- The availability of tax preferred savings opportunities to the low income under current law is largely illusory. The flexibility of LSAs allows access to tax preferred savings regardless of an individual’s savings horizon and use.
- The current alphabet soup of accounts are available to low and moderate income taxpayers, but their shear complexity, for all practical purposes, closes them to low and moderate income taxpayers who don’t have access to the sophisticated tax and financial advice needed to take advantage of them.
- Low-income individuals, in particular, may not have the resources to save for long into the future.
- Low-income individuals are the most likely to need their savings in an emergency, and the most likely to pay penalties for early withdrawal under current law.
- Uniform and simple rules will encourage financial services firms to market tax preferred savings more aggressively and to spend their resources on financial education and literacy.
- Dollar-for-dollar matching contributions up to $500 would be made available to lower income individuals through Individual Development Accounts (IDAs). The matching contributions would be supported by a tax credit to financial institutions.
Promotes Retirement Savings
- The ERSA proposal simplifies and unifies employer plan rules in a number of important ways. ERSAs will be much easier for employers to adopt and administer and will help reduce the costs to employers.
- ERSAs consolidate all types of employer plans into a single simplified plan.
- ERSA custodial accounts, available to employers with 10 or fewer employees, would be exempt from annual reporting requirements and provided relief from fiduciary rules.
- Lower administrative costs under ERSAs will translate into higher investment returns to employer plan participants, which will help encourage participation.
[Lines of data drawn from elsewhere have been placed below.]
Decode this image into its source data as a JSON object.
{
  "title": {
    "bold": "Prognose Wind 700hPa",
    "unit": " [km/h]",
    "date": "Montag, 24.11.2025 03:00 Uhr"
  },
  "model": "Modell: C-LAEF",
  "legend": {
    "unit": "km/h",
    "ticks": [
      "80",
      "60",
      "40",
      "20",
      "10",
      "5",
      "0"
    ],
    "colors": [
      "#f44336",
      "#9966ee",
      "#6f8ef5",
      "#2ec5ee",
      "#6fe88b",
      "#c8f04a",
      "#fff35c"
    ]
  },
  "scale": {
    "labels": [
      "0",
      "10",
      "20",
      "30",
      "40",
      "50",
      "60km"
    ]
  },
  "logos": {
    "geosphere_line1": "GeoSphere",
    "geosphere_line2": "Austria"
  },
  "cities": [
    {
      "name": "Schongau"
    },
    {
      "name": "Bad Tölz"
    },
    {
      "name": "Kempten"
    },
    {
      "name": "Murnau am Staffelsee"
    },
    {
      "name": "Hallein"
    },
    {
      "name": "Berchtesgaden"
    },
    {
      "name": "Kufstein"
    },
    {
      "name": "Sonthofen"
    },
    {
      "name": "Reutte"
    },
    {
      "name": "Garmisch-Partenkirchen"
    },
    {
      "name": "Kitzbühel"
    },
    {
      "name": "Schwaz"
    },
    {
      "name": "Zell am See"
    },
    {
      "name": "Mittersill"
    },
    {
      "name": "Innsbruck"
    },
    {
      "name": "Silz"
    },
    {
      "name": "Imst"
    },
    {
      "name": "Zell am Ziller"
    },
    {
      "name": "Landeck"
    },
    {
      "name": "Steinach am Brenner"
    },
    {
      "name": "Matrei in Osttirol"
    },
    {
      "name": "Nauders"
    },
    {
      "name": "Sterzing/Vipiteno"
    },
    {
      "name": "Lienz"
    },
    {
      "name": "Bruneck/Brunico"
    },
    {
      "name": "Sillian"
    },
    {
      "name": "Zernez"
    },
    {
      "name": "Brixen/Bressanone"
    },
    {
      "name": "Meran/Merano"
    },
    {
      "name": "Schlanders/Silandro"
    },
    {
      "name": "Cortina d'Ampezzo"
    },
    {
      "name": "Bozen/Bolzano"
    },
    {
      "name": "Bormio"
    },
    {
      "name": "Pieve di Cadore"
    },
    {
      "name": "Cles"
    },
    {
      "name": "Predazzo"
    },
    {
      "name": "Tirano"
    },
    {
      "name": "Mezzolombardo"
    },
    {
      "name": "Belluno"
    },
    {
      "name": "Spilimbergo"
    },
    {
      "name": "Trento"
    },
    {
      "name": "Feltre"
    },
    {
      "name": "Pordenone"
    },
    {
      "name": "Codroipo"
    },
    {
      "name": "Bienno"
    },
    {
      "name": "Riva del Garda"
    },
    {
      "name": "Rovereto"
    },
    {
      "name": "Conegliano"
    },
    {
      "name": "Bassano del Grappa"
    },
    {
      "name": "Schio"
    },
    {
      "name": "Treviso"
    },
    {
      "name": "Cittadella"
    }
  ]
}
More uniform employer plan rules may lead to greater competition between financial services firms, which may further help drive down costs and increase returns to investors.
Encourages Savings and Promotes Economic Growth
- The package promotes savings in several ways.
- These proposals remove the current law penalty on saving. The after-tax return to savings is increased through greater access to tax preferred savings. Higher after-tax returns encourage savings.The simpler and more uniform rules for individual savings vehicles will encourage more savings.
- Lower costs for setting up and maintaining employer plans will increase returns and encourage additional savings.
- More uniform rules for employer plans will foster more competition for investor funds among financial services firms. More competition lowers costs and translates into higher returns to investors, further encouraging savings.
- Greater savings translates into more investment, greater capital accumulation, and higher living standards in the future.
- Greater savings means a more secure future for Americans of all income levels.